Canola fever hit Indiana in the late '80's and early '90s, then disappeared almost as fast as it came. It's too early to say interest in canola is heating up again. But it is fact that Chuck Mansfield has canola varieties in comparison trials in his research plots at the Southwest Purdue Ag Center located near Vincennes.
Mansfield is testing the varieties on behalf of a company interested in making alternative fuel from canola seed. The company is located in the western U.S. According to the canola breeder who helped select varieties for Mansfield to try, canola can reportedly kick out more oil than soybeans. However, the by-product left behind does not apparently make good feed without additional tweaking, vs. products left behind after processing soybeans into oil that feeds soy biodiesel production plants.
Mansfield recalls what happened when farmers in Indiana and the lower Midwest were first introduced to canola nearly two decades ago. The push came from a seedsman, and spread to other seed- producing companies.
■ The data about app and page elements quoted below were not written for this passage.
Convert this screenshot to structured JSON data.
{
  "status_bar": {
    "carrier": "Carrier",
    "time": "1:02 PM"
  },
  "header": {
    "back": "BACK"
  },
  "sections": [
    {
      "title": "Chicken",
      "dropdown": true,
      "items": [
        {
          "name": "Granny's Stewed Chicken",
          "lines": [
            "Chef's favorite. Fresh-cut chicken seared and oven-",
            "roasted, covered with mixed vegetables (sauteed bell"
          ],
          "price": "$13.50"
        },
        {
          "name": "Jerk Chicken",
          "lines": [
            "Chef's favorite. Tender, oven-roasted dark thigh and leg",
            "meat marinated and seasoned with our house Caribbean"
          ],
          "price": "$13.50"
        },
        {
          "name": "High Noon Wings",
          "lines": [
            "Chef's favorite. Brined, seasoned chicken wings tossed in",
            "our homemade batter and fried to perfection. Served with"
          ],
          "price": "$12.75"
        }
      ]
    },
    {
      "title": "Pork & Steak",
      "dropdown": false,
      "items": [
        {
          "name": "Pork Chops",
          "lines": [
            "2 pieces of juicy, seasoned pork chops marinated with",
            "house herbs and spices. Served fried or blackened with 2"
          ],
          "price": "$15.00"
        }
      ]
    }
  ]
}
One entrepreneur pushed farmers to grow it to sell his seed. Marketing it wasn't as well thought out as how to get farmers to grow it.
"Farmers were left with impressions such as it would yield as much or more than wheat, come off earlier than wheat to make it a good doublecrop choice, and several other things that seemed to make it an attractive choice as a crop," Mansfield says. "Unfortunately, most of those claims turned out to be false. You can doublecrop behind it, but it doesn't come off earlier than wheat. In fact, it came off later."
Other 'minor' details farmers learned the hard way included needing to cover every crack in grain augers with duct tape, and also making trucks or other transport vehicles leakproof to the tiny seed.
One of the biggest downfalls, Mansfield recalls, in that initial trial period was that many varieties planted here didn't survive the winter very well. Depending upon the season, winterkill could be quite extensive. Farmers also weren't given good guidance on when to plant it, so many times it went in too late.
Canola is grown successfully in Canada. However, they grow spring canola primarily there, Mansfield notes. The canola farmers were asked to grow here was fall-planted canola. That's the type Mansfield is evaluating now.
Dow AgroSciences is in the process of developing a large market for canola oil in the food industry. It competes against low linolinic soybean oil as a healthy oil for cooking purposes. So far, the majority of acres used to grow canola for the Dow product have been in Canada.